There has been a huge shift toward online purchasing in recent months with many predicting that the current pandemic has changed consumer behaviour for the longterm.
A new survey by PayPal* has found that 76% of consumers bought products online in 2019, and 33% said they would buy more online in the future. The survey also found that globally, 18% of European consumers said that they are now shopping online for the first time due to COVID-19, and this increases to 25% in the US and 21% in the UK.
Recent PaySafe research ** found that these consumers are turning to new payment methods during COVID-19, and that shifting priorities when selecting a payment method is a significant contributing factor.
Who is the online shopper in 2021?
One of the main drivers for the increase in eCommerce is that consumers are now shopping online because they either cannot, or will not, shop in physical stores; they are turning to online shopping to avoid queues and to take advantage of home delivery.
This new demand for shopping online, resulting from repeated lockdowns, has brought new, previously reluctant online shoppers to the eCommerce sector. These new shoppers often have different consumer priorities which are forcing eCommerce merchants to think differently about the payment options available at their checkout.
At the same time, seasoned online shoppers have begun to reevaluate their online profiles and Paysafe research shows that almost 90% of consumers now have concerns about fraud as well as their online security.

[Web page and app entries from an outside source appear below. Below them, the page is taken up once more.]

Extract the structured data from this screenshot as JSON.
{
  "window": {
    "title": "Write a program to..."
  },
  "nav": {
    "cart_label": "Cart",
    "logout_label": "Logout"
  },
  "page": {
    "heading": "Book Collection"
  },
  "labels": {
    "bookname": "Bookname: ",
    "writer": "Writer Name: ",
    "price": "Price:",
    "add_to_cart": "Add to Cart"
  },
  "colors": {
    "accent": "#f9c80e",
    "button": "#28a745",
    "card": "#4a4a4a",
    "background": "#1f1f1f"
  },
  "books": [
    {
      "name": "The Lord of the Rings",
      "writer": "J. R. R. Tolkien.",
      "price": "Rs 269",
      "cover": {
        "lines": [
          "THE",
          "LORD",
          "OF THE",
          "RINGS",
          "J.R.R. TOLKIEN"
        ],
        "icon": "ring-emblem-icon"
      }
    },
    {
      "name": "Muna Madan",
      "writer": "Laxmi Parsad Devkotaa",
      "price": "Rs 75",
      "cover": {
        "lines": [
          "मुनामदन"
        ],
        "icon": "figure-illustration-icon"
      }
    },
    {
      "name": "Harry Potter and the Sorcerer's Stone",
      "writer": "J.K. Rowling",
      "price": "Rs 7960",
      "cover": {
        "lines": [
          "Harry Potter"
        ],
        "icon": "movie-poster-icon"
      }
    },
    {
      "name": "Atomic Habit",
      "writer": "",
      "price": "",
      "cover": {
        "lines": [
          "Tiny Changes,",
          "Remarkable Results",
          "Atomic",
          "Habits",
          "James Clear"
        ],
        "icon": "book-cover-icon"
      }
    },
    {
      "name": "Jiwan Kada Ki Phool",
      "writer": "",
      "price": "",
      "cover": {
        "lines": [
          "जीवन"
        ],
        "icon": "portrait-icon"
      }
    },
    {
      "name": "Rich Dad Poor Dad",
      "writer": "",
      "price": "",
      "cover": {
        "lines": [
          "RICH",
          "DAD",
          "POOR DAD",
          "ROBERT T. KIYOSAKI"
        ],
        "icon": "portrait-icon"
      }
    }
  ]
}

The research cites an increase in consumers’ concerns “that there are more fraudsters operating during COVID-19, trepidation caused by shopping on unfamiliar sites, and greater concerns about their financial health generally” as reasons for this shift. **
Changing attitudes to cash payments in 2021
While we know that cash remains the only means of payment for almost half the world’s population who do not have a bank account, it is interesting to see that cash still remains central to the payments ecosystem in spite of the challenges brought on by the COVID-19 pandemic, with 50% of consumers stating that cash is the most reliable form of payment during a crisis. **
“Despite the social upheaval created by the pandemic, this hasn’t diminished the importance of cash to consumers.” Jan Marc Kuelper, VP Strategic Business Development USA, eCash
However, consumers appear to be in two minds - on the one hand, 72% of global consumers are not comfortable with the idea of not being able to access cash; this is especially true for the consumers in the US (60%), Bulgaria (53%), and Germany (52%) who say that cash is the most reliable method of payment in a crisis.
On the other hand, the use of cash as a payment method has dipped as many consumers have feared that cash might not be safe to handle during the COVID-19 pandemic due to it being a potential transmitter of the virus. (Although despite loud statements from the WHO declaring that cash can be handled safely, many stores have opted for contactless payments only).
But for a growing market segment of cash users; whether by choice (security conscious consumers) or by necessity (unbanked consumers); cash payments remain the payment method of choice for the foreseeable future, and the move to online shopping has not affected their desire to pay with cash.
The research carried out by Paysafe states that globally 40% of consumers would buy products online using cash if it was easy to do so, and 36% of consumers say they would do more shopping online if they could pay easily with cash. This preference changes by geographic location, but it shows that the demand for an online cash payment option has not diminished. For example, 47% of consumers in the US would use cash to make online payments if it was easy to do so, and 43% would shop online more if they were able to pay with cash.
A growing role for cash online
COVID-19 has certainly altered the way consumers use cash; but it has evolved the relationship rather than ended it.
While it may be the case that cash will become less relevant on the high street, both now and when COVID-19 is no longer impacting our lives, the inverse is true online. This is mainly due to the fact that consumers are increasingly looking to use payment methods where their financial data is not shared.
Regardless of the shift from in-store to online shopping, consumers are clear that this doesn’t alter their preference for keeping cash central to the payment ecosystem. This is however, dependent on it being easy to do so; when consumers that said they would be shopping online more often following the COVID-19 pandemic were asked why, two thirds (65%) said it was because it was more convenient to do so. So ease and convenience are clearly the focus for this new group of online consumers, and online businesses will have to adapt their businesses accordingly to offer the most seamless user experience including at the checkout. ***
In addition, when asked about their daily use of cash, 93% of European consumers surveyed said that they were still taking cash out of ATMs. When asked about potentially using cash to make payments online, 40% of consumers said that they would like to do so if it were easy. For 36% of consumers, being able to make online purchases easily with cash would actually change their shopping habits. “This could make cash a game-changing addition to the checkout for online businesses; a differentiator for consumers that are committed to shifting their allegiance to eCommerce but still prefer to use cash, and an enticing proposition for consumers that are committed to cash but would change their shopping habits to buying online if they could keep cash central to their spending.” ***
Embracing the latest in cashtech innovations, like Pipit pay-in-person and integrating alternative payment methods into the online checkout should be strongly considered by eCommerce businesses as they look to futureproof and strengthen their market position as we move beyond COVID-19.